Providing hospice care for a wounded butterfly had not been on my supermarket shopping list that day. But then, Sophia Wisdom needed to get my attention, somehow. The back story: I was longing to study for my master’s degree in the creation spirituality program Matthew Fox had created at Holy Names College in Oakland, but didn’t see how I could financially manage moving to California.

That afternoon my mood matched the sultry Midwest Ohio weather – I was dripping outside with copious sweat, and inside with teary sadness.

Not for long. It’s amazing how swiftly the vision of a vibrant orange Monarch butterfly lying on the steaming asphalt of a shopping center parking lot can serve as an energizing distraction. The butterfly was languishing near the left rear wheel of my car. Her right wing was split. She couldn’t fly. I picked her up.

It was as if she had been waiting for me. I held her in the palm of my hand. We connected, human eyes with butterfly vision. “Take me home,” she said wordlessly. Gingerly, I placed her on the shoulder rest back of the driver’s seat, closing the windows, so she wouldn’t blow away when I started the car. I turned on the air conditioning to cool us both down. Five minutes later, we were home.

I rushed to get the groceries inside, locked our ever curious pair of felines in another room, then held out my hand. Butterfly crawled onto my wrist. She kept moving until she was nestled on my shoulder. If she had been a cat, I’d have sworn she purred. We walked through the parking garage, but she stayed put. Once we were inside, I set her down in the middle of the dining room table. “Wait here,” I told her.
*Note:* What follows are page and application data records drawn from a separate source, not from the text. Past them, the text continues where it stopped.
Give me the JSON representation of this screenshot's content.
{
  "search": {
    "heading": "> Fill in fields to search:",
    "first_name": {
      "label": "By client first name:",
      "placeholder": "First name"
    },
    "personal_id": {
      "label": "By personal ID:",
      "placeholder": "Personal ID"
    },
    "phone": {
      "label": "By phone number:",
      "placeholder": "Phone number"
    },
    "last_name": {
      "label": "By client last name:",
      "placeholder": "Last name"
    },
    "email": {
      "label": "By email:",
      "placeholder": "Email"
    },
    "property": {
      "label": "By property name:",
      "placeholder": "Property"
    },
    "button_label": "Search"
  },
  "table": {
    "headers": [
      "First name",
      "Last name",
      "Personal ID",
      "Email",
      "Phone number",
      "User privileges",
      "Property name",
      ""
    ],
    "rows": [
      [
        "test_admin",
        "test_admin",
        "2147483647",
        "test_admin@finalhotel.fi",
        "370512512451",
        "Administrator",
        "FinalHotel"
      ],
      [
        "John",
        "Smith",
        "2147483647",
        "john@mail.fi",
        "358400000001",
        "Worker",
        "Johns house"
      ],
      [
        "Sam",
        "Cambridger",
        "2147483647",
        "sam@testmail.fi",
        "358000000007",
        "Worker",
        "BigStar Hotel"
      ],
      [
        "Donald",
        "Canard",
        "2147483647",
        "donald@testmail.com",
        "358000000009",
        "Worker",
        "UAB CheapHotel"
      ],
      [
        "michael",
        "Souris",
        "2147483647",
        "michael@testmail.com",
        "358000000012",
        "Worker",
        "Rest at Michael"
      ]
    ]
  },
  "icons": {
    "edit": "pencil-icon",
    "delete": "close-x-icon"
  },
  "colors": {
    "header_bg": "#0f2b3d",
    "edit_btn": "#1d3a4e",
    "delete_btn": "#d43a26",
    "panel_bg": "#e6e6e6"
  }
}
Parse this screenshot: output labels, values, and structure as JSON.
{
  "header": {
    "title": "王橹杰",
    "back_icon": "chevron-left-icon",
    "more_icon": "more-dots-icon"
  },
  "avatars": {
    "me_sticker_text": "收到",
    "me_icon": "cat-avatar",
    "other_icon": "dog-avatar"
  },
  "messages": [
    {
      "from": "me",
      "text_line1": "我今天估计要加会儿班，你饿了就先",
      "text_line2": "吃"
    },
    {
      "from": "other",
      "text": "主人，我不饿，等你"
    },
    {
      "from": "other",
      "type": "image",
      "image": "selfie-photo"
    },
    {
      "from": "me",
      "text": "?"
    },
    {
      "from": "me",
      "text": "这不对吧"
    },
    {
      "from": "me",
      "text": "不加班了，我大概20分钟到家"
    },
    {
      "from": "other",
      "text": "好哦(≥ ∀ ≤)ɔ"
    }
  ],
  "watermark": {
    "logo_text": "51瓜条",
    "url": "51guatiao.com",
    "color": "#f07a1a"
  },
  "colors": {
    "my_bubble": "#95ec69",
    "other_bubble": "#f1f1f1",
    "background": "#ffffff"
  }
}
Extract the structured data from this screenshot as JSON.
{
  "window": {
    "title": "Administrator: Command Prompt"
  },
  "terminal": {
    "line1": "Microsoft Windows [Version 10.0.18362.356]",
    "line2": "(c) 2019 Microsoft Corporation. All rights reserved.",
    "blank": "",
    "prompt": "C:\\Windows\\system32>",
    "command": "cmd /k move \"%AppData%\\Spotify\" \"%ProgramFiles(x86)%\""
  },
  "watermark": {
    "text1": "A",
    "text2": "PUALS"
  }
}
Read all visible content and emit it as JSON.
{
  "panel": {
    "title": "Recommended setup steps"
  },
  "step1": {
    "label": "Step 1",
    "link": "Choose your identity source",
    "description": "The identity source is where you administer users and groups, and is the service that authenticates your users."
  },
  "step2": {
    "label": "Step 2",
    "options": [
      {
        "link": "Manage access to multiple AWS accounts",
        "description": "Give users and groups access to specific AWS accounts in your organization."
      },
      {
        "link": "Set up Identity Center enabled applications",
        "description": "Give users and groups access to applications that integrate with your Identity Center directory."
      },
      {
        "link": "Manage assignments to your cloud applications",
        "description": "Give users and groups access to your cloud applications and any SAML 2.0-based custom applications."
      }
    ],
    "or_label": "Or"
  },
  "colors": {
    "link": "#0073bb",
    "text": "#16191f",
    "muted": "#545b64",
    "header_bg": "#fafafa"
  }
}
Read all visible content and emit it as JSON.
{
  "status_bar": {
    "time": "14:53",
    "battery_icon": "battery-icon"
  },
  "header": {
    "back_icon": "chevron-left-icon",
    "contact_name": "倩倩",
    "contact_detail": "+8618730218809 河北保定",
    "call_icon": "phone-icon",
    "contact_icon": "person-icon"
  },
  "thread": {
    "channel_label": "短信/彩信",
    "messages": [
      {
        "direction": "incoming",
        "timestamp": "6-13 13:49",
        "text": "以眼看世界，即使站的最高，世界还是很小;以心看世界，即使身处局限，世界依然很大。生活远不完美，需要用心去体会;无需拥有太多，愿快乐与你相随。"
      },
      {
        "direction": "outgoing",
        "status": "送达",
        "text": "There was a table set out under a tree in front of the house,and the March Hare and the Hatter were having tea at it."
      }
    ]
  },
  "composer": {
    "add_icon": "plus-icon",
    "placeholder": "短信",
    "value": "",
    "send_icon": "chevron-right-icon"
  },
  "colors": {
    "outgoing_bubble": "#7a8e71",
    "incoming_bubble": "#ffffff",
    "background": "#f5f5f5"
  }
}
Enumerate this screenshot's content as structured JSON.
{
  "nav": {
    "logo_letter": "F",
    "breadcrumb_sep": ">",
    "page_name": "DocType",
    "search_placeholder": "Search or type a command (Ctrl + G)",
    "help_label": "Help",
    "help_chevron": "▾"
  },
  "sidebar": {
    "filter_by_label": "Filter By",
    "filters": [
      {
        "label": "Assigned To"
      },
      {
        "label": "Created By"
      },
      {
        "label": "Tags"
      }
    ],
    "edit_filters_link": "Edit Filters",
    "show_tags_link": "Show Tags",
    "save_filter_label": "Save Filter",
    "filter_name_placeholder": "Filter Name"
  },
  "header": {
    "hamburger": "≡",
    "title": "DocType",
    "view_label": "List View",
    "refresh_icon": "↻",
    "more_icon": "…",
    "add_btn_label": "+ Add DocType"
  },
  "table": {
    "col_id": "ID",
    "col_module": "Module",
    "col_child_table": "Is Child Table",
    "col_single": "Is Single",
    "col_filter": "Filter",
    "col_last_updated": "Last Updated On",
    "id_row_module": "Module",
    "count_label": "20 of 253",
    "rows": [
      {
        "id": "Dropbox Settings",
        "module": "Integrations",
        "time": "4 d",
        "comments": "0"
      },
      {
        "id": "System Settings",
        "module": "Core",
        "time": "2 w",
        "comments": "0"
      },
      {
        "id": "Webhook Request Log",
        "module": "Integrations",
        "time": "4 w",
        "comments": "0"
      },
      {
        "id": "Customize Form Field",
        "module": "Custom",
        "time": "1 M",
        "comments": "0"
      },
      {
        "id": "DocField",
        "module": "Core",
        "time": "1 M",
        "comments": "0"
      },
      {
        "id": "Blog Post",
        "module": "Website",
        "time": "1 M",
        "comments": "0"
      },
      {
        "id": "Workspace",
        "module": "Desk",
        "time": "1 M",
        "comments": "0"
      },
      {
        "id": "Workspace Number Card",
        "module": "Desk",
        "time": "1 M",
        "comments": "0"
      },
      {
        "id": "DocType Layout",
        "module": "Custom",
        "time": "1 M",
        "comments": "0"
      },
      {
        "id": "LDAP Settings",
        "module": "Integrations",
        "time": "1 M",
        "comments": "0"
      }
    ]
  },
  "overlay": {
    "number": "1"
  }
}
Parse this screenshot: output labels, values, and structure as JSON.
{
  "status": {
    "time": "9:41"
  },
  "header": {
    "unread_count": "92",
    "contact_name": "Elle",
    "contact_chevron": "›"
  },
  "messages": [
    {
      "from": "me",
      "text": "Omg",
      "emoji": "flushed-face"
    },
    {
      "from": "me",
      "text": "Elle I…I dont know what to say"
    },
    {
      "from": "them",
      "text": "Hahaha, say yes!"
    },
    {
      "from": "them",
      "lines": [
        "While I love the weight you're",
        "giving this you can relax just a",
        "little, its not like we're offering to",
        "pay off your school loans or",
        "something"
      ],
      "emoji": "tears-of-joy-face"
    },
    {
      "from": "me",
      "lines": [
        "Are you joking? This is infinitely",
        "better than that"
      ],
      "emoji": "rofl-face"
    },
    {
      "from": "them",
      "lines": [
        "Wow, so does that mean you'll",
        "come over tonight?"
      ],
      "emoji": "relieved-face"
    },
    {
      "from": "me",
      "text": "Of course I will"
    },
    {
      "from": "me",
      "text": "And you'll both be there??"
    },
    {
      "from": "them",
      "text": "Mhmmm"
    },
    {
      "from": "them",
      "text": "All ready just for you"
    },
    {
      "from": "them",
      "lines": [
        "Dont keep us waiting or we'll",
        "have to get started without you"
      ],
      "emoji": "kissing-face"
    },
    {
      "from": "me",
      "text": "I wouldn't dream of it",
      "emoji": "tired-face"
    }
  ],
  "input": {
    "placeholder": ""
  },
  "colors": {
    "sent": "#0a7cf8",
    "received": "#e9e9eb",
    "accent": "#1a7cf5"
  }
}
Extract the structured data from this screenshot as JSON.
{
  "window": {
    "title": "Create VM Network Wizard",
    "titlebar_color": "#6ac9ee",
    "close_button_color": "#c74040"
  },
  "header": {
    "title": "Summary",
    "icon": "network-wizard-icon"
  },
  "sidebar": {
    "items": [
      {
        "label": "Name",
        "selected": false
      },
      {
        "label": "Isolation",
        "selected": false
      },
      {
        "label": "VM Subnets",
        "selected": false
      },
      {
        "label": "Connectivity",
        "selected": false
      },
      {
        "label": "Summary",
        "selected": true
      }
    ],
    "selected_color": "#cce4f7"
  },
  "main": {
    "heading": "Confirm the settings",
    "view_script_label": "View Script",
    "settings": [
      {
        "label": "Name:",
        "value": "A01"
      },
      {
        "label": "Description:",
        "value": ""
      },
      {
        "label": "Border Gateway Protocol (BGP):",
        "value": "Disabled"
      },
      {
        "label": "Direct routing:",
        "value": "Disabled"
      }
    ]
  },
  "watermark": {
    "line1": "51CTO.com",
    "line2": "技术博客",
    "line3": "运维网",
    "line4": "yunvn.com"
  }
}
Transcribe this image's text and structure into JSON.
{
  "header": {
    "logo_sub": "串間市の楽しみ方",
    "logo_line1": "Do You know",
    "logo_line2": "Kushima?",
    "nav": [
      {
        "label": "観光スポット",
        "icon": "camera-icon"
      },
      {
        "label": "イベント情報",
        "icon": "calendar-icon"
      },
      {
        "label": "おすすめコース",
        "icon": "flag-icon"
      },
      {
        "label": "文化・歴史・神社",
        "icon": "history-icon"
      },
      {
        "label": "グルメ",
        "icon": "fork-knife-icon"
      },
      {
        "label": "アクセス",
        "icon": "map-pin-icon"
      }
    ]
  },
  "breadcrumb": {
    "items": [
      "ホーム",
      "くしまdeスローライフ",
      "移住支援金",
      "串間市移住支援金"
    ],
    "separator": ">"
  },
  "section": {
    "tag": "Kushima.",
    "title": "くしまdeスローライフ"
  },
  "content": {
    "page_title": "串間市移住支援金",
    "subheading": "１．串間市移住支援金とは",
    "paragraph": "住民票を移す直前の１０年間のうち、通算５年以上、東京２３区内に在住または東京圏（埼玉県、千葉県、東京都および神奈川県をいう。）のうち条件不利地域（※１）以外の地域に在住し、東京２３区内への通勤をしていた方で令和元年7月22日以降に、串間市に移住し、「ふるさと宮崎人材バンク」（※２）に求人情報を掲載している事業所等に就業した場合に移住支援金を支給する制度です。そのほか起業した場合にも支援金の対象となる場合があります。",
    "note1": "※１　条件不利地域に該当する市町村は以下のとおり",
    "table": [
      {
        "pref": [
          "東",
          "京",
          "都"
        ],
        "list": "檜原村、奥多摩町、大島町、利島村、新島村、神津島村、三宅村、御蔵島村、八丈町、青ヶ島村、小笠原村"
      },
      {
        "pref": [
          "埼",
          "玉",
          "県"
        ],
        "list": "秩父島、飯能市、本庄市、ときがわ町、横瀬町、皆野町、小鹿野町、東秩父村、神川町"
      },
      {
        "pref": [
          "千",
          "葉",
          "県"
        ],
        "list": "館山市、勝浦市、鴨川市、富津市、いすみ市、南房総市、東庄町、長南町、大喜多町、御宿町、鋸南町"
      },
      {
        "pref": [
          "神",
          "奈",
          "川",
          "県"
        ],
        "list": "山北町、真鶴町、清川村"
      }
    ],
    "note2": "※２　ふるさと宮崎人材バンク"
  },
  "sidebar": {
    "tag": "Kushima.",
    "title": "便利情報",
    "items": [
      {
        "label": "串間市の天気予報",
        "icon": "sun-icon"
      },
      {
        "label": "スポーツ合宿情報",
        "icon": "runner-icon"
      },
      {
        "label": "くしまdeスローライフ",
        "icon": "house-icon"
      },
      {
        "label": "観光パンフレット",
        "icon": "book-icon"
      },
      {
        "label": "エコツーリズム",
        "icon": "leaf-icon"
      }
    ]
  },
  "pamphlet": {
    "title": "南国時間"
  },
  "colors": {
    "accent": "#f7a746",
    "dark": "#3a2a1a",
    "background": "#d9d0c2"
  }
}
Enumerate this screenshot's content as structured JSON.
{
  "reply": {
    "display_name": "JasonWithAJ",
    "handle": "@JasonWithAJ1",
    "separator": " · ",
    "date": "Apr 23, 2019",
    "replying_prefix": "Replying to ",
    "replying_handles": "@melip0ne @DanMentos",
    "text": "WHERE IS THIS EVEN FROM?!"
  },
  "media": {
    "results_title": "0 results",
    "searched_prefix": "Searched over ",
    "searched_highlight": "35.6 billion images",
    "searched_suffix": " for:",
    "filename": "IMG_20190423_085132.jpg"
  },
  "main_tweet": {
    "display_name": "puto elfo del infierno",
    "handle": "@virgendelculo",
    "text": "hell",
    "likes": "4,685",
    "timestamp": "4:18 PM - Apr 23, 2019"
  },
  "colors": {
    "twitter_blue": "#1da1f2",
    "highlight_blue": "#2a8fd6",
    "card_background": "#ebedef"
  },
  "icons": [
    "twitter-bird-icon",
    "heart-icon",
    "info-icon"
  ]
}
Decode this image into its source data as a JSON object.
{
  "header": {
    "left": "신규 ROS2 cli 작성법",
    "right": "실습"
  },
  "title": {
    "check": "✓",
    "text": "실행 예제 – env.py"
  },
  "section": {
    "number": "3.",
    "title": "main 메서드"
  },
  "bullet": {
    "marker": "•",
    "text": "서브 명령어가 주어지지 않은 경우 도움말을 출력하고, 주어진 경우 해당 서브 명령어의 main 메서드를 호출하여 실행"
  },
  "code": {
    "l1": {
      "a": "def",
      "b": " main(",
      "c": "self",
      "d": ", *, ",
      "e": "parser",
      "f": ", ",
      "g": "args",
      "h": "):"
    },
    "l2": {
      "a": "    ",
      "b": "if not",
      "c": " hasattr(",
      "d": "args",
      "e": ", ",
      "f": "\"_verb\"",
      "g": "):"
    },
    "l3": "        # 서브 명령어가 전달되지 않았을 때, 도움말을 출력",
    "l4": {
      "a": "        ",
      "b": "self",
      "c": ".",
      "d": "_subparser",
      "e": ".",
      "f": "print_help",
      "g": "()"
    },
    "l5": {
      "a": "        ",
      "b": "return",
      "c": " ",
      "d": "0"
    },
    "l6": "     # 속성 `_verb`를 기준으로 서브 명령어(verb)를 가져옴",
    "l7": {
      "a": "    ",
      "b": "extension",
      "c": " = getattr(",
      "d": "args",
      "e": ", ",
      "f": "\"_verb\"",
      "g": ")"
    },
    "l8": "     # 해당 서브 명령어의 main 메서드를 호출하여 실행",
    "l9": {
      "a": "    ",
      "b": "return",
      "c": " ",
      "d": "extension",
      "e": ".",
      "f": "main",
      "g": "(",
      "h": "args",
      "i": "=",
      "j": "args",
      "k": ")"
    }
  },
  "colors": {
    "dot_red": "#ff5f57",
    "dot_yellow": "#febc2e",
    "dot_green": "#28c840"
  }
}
She was probably hungry. I rushed to the patio and cut some red impatiens hoping the color would tempt her to imbibe some nectar. Just to be sure she had a choice, I mixed up a tiny batch of sugar water in a saucer, and placed my guest at its edge. She just stared at it.

I don’t remember exactly what I said to her during that next hour. Probably murmurings at the level of ‘aren’t you lovely.’ What do you need right now? The answer was inevitable. She was going to die. So give her the most comfortable space possible as her spirit wafted into the next life.

In Butterfly’s case, the best place probably would be to die among the impatiens and petunias on the patio. Better among flowers in a shady nook than on the floor of a broiling parking lot. Better than being crushed by car wheels. It was time to let go. With sadness I placed her on the supporting branches of the fushia impatiens. “What now?” I asked her. Butterfly, however, was not ready to fold her wings for the last time just yet. Instead, she crawled from the flowers to the brick wall of our condo. Then she climbed with steady determination towards the roof. Suddenly, the sun went in. A cold breeze blew. There was a clap of thunder. It was going to storm. Butterfly knew this as well as I, but she kept climbing. Up towards the roof.

Was she going to hitch one last thrilling flight on a stormy air current? Ride a raindrop back to Mother Earth, down into the dark? Goodbye Butterfly, I whispered. Goodbye little sacred creature of Earth, you who can risk brokenness, trusting whatever happens will lead to rebirth. What does a butterfly rebirth into, I wondered. I didn’t know then. I still do not know. But I can wait for the Mystery to unfold.

It took a few days for me to understand the lesson of her visit. If a fragile butterfly could climb to the top of a roof to ride the winds of a storm to whatever awaited, I, too, with the torn wings of insecurity, and fear of future bagladydom, could take flight and live my Creation Spirituality dream.

Transformation can arrive in small packages. Mine came in colors of orange, black and white.

One upon a time, the Holy One prodded Moses to “Ask the animals, the birds of the air, and the fish of the sea. They will tell you. Let the Earth teach you.”

Thank you my lovely Monarch butterfly. Thank you, Sophia Wisdom.